**WHAT YOU ARE ASKED TO DO:**
Below are the records; restate all of them word for word.

**DATASET EXTRACT:**
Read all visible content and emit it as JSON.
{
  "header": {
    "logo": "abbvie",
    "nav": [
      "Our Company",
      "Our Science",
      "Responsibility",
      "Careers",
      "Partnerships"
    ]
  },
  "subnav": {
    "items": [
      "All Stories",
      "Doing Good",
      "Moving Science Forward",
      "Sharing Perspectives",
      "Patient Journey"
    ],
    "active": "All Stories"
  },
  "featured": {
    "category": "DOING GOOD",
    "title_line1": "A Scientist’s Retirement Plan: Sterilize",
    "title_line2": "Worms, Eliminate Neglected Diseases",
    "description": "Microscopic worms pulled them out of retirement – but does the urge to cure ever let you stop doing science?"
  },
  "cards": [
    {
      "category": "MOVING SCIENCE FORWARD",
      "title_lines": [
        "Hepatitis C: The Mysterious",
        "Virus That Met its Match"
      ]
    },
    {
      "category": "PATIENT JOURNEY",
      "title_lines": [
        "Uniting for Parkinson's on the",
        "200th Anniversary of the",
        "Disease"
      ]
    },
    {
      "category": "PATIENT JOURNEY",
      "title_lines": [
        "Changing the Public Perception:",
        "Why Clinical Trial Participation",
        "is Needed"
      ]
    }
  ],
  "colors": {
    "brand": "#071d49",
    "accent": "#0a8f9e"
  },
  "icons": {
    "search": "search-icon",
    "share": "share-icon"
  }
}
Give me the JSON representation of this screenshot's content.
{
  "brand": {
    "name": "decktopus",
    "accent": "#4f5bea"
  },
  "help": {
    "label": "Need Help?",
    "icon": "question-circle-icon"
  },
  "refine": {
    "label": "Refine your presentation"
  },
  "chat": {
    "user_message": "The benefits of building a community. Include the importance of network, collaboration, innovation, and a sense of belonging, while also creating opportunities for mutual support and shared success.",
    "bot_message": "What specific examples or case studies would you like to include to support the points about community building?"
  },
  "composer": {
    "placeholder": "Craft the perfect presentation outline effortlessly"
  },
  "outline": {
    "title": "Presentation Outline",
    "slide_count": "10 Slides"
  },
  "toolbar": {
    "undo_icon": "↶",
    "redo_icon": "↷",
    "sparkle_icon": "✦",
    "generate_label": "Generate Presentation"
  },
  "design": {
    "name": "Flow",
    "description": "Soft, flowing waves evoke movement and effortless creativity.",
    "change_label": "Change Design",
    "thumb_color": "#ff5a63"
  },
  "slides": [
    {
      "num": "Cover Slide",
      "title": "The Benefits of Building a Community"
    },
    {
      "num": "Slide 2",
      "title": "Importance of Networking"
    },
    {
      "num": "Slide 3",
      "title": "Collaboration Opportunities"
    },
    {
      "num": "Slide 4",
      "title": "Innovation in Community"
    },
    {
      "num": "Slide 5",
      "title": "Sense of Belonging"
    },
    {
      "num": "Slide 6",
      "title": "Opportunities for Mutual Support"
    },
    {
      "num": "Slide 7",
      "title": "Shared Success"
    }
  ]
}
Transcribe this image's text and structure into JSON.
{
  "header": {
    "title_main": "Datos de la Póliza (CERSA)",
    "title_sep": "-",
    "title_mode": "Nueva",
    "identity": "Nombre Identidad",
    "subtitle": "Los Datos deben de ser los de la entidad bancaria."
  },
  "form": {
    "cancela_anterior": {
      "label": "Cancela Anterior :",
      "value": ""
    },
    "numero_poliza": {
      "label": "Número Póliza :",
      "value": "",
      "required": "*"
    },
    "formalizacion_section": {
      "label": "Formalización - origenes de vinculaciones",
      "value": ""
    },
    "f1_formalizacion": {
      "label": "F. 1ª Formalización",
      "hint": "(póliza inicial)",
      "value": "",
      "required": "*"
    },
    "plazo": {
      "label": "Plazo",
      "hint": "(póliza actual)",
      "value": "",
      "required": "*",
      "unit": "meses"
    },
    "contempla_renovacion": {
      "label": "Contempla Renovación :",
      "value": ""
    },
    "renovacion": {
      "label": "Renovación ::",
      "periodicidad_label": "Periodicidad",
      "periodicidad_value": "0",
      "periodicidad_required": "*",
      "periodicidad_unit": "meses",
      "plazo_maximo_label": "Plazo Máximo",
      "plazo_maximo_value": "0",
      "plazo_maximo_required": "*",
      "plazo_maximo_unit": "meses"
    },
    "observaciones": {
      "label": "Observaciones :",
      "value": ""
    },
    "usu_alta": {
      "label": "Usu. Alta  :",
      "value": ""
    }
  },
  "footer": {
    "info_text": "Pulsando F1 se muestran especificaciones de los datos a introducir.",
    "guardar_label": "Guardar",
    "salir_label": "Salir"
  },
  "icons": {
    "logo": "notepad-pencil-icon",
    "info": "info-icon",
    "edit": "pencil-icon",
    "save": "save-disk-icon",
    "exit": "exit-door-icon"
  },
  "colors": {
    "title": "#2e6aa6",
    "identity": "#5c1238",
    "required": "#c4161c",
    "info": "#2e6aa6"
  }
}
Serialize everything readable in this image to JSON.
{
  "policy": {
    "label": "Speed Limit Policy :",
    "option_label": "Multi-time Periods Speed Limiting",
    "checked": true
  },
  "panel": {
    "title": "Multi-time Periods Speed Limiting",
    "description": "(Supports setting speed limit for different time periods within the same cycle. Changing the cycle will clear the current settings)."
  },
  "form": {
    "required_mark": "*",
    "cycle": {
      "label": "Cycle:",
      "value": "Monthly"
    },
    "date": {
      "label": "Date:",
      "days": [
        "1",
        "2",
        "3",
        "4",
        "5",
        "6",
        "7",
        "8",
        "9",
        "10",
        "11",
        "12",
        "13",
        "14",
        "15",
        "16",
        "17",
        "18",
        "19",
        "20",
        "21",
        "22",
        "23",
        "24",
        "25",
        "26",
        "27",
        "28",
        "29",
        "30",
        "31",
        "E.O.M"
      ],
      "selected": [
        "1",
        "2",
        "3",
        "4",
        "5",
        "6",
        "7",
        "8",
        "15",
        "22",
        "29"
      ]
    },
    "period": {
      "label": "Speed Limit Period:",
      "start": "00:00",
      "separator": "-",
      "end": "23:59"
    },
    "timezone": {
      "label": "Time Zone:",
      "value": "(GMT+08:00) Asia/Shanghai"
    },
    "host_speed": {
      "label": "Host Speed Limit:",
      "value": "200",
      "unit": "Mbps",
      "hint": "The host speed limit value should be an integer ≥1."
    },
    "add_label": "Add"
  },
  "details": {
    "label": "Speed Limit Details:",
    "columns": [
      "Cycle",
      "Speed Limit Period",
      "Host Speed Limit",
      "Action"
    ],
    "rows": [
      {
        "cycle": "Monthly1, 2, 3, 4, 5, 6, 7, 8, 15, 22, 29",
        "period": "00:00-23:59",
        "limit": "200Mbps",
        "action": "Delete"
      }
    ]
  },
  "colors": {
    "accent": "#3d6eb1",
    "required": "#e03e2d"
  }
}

**COMPLETED TASK:**
Read all visible content and emit it as JSON.
{
  "header": {
    "logo": "abbvie",
    "nav": [
      "Our Company",
      "Our Science",
      "Responsibility",
      "Careers",
      "Partnerships"
    ]
  },
  "subnav": {
    "items": [
      "All Stories",
      "Doing Good",
      "Moving Science Forward",
      "Sharing Perspectives",
      "Patient Journey"
    ],
    "active": "All Stories"
  },
  "featured": {
    "category": "DOING GOOD",
    "title_line1": "A Scientist’s Retirement Plan: Sterilize",
    "title_line2": "Worms, Eliminate Neglected Diseases",
    "description": "Microscopic worms pulled them out of retirement – but does the urge to cure ever let you stop doing science?"
  },
  "cards": [
    {
      "category": "MOVING SCIENCE FORWARD",
      "title_lines": [
        "Hepatitis C: The Mysterious",
        "Virus That Met its Match"
      ]
    },
    {
      "category": "PATIENT JOURNEY",
      "title_lines": [
        "Uniting for Parkinson's on the",
        "200th Anniversary of the",
        "Disease"
      ]
    },
    {
      "category": "PATIENT JOURNEY",
      "title_lines": [
        "Changing the Public Perception:",
        "Why Clinical Trial Participation",
        "is Needed"
      ]
    }
  ],
  "colors": {
    "brand": "#071d49",
    "accent": "#0a8f9e"
  },
  "icons": {
    "search": "search-icon",
    "share": "share-icon"
  }
}
Give me the JSON representation of this screenshot's content.
{
  "brand": {
    "name": "decktopus",
    "accent": "#4f5bea"
  },
  "help": {
    "label": "Need Help?",
    "icon": "question-circle-icon"
  },
  "refine": {
    "label": "Refine your presentation"
  },
  "chat": {
    "user_message": "The benefits of building a community. Include the importance of network, collaboration, innovation, and a sense of belonging, while also creating opportunities for mutual support and shared success.",
    "bot_message": "What specific examples or case studies would you like to include to support the points about community building?"
  },
  "composer": {
    "placeholder": "Craft the perfect presentation outline effortlessly"
  },
  "outline": {
    "title": "Presentation Outline",
    "slide_count": "10 Slides"
  },
  "toolbar": {
    "undo_icon": "↶",
    "redo_icon": "↷",
    "sparkle_icon": "✦",
    "generate_label": "Generate Presentation"
  },
  "design": {
    "name": "Flow",
    "description": "Soft, flowing waves evoke movement and effortless creativity.",
    "change_label": "Change Design",
    "thumb_color": "#ff5a63"
  },
  "slides": [
    {
      "num": "Cover Slide",
      "title": "The Benefits of Building a Community"
    },
    {
      "num": "Slide 2",
      "title": "Importance of Networking"
    },
    {
      "num": "Slide 3",
      "title": "Collaboration Opportunities"
    },
    {
      "num": "Slide 4",
      "title": "Innovation in Community"
    },
    {
      "num": "Slide 5",
      "title": "Sense of Belonging"
    },
    {
      "num": "Slide 6",
      "title": "Opportunities for Mutual Support"
    },
    {
      "num": "Slide 7",
      "title": "Shared Success"
    }
  ]
}
Transcribe this image's text and structure into JSON.
{
  "header": {
    "title_main": "Datos de la Póliza (CERSA)",
    "title_sep": "-",
    "title_mode": "Nueva",
    "identity": "Nombre Identidad",
    "subtitle": "Los Datos deben de ser los de la entidad bancaria."
  },
  "form": {
    "cancela_anterior": {
      "label": "Cancela Anterior :",
      "value": ""
    },
    "numero_poliza": {
      "label": "Número Póliza :",
      "value": "",
      "required": "*"
    },
    "formalizacion_section": {
      "label": "Formalización - origenes de vinculaciones",
      "value": ""
    },
    "f1_formalizacion": {
      "label": "F. 1ª Formalización",
      "hint": "(póliza inicial)",
      "value": "",
      "required": "*"
    },
    "plazo": {
      "label": "Plazo",
      "hint": "(póliza actual)",
      "value": "",
      "required": "*",
      "unit": "meses"
    },
    "contempla_renovacion": {
      "label": "Contempla Renovación :",
      "value": ""
    },
    "renovacion": {
      "label": "Renovación ::",
      "periodicidad_label": "Periodicidad",
      "periodicidad_value": "0",
      "periodicidad_required": "*",
      "periodicidad_unit": "meses",
      "plazo_maximo_label": "Plazo Máximo",
      "plazo_maximo_value": "0",
      "plazo_maximo_required": "*",
      "plazo_maximo_unit": "meses"
    },
    "observaciones": {
      "label": "Observaciones :",
      "value": ""
    },
    "usu_alta": {
      "label": "Usu. Alta  :",
      "value": ""
    }
  },
  "footer": {
    "info_text": "Pulsando F1 se muestran especificaciones de los datos a introducir.",
    "guardar_label": "Guardar",
    "salir_label": "Salir"
  },
  "icons": {
    "logo": "notepad-pencil-icon",
    "info": "info-icon",
    "edit": "pencil-icon",
    "save": "save-disk-icon",
    "exit": "exit-door-icon"
  },
  "colors": {
    "title": "#2e6aa6",
    "identity": "#5c1238",
    "required": "#c4161c",
    "info": "#2e6aa6"
  }
}
Serialize everything readable in this image to JSON.
{
  "policy": {
    "label": "Speed Limit Policy :",
    "option_label": "Multi-time Periods Speed Limiting",
    "checked": true
  },
  "panel": {
    "title": "Multi-time Periods Speed Limiting",
    "description": "(Supports setting speed limit for different time periods within the same cycle. Changing the cycle will clear the current settings)."
  },
  "form": {
    "required_mark": "*",
    "cycle": {
      "label": "Cycle:",
      "value": "Monthly"
    },
    "date": {
      "label": "Date:",
      "days": [
        "1",
        "2",
        "3",
        "4",
        "5",
        "6",
        "7",
        "8",
        "9",
        "10",
        "11",
        "12",
        "13",
        "14",
        "15",
        "16",
        "17",
        "18",
        "19",
        "20",
        "21",
        "22",
        "23",
        "24",
        "25",
        "26",
        "27",
        "28",
        "29",
        "30",
        "31",
        "E.O.M"
      ],
      "selected": [
        "1",
        "2",
        "3",
        "4",
        "5",
        "6",
        "7",
        "8",
        "15",
        "22",
        "29"
      ]
    },
    "period": {
      "label": "Speed Limit Period:",
      "start": "00:00",
      "separator": "-",
      "end": "23:59"
    },
    "timezone": {
      "label": "Time Zone:",
      "value": "(GMT+08:00) Asia/Shanghai"
    },
    "host_speed": {
      "label": "Host Speed Limit:",
      "value": "200",
      "unit": "Mbps",
      "hint": "The host speed limit value should be an integer ≥1."
    },
    "add_label": "Add"
  },
  "details": {
    "label": "Speed Limit Details:",
    "columns": [
      "Cycle",
      "Speed Limit Period",
      "Host Speed Limit",
      "Action"
    ],
    "rows": [
      {
        "cycle": "Monthly1, 2, 3, 4, 5, 6, 7, 8, 15, 22, 29",
        "period": "00:00-23:59",
        "limit": "200Mbps",
        "action": "Delete"
      }
    ]
  },
  "colors": {
    "accent": "#3d6eb1",
    "required": "#e03e2d"
  }
}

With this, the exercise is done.